In greenhouses on an isolated California farm, hundreds of head-high cannabis plants stand in precise rows, each rising from a pot nourished by coils of irrigation tubing. In the five years since voters approved a legal marketplace for marijuana, thousands of greenhouses have appeared across the state. The cultivator who operates the grow north of Sacramento holds a state license to to produce and sell its plants. It’s been impossible for the grower to turn a profit in a struggling industry where wholesale prices for cannabis buds have plunged as much as 70 percent in a year, taxes approach 50 percent in some areas and customers find better deals in the thriving underground marketplace, reports the Associated Press.
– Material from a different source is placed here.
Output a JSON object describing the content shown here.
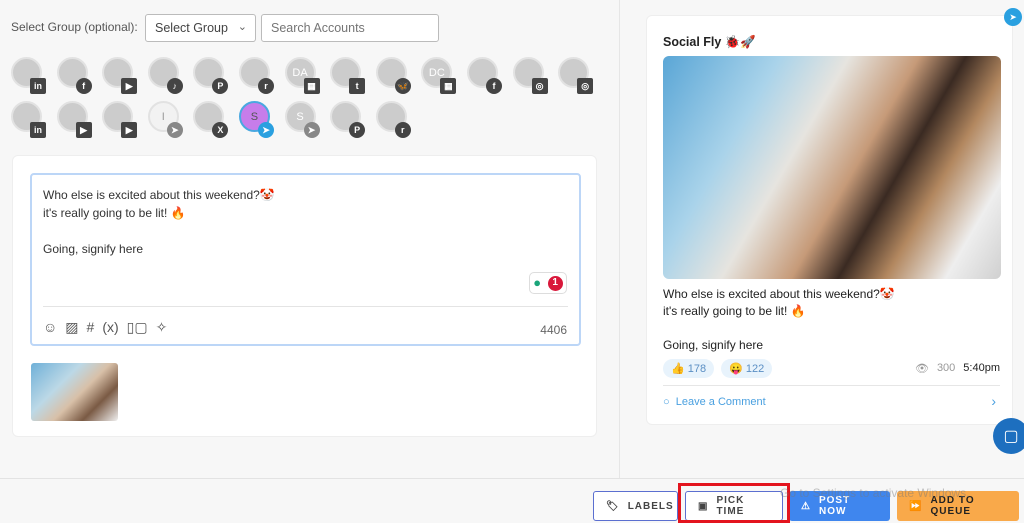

The company has two identities — one legal, the other illicit. “We basically subsidize our white market with our black market,” said a cultivator. Industry insiders say the practice of working simultaneously in the legal and illicit markets is all common, a financial reality brought on by the difficulties and costs of doing business in a heavily regulated product. The state requires legal businesses to report what they grow and ship, and it’s entered into a vast computerized tracking system. “It’s not too hard” to operate outside the tracking system’s guardrails, the grower said. The system is so loose, some legal farms move as much as 90 percent of their product into the illicit market. The passage of Proposition 64 in 2016 was seen as a watershed moment in the push to legitimize and tax the state's multibillion-dollar marijuana industry. In 2018, when retail outlets could open, California became the world’s largest legal marketplace. Most Americans now live in states with at least some access to legal legal marijuana — 18 states have broad legal sales for those 21 and older, while more than two-thirds of states provide access through medicinal programs. Kristi Knoblich Palmer of the edibles brand KIVA Confections said the migration of business into the illegal market was damaging the effort to establish a stable, consumer-friendly marketplace. California’s illegal market is estimated at $8 billion.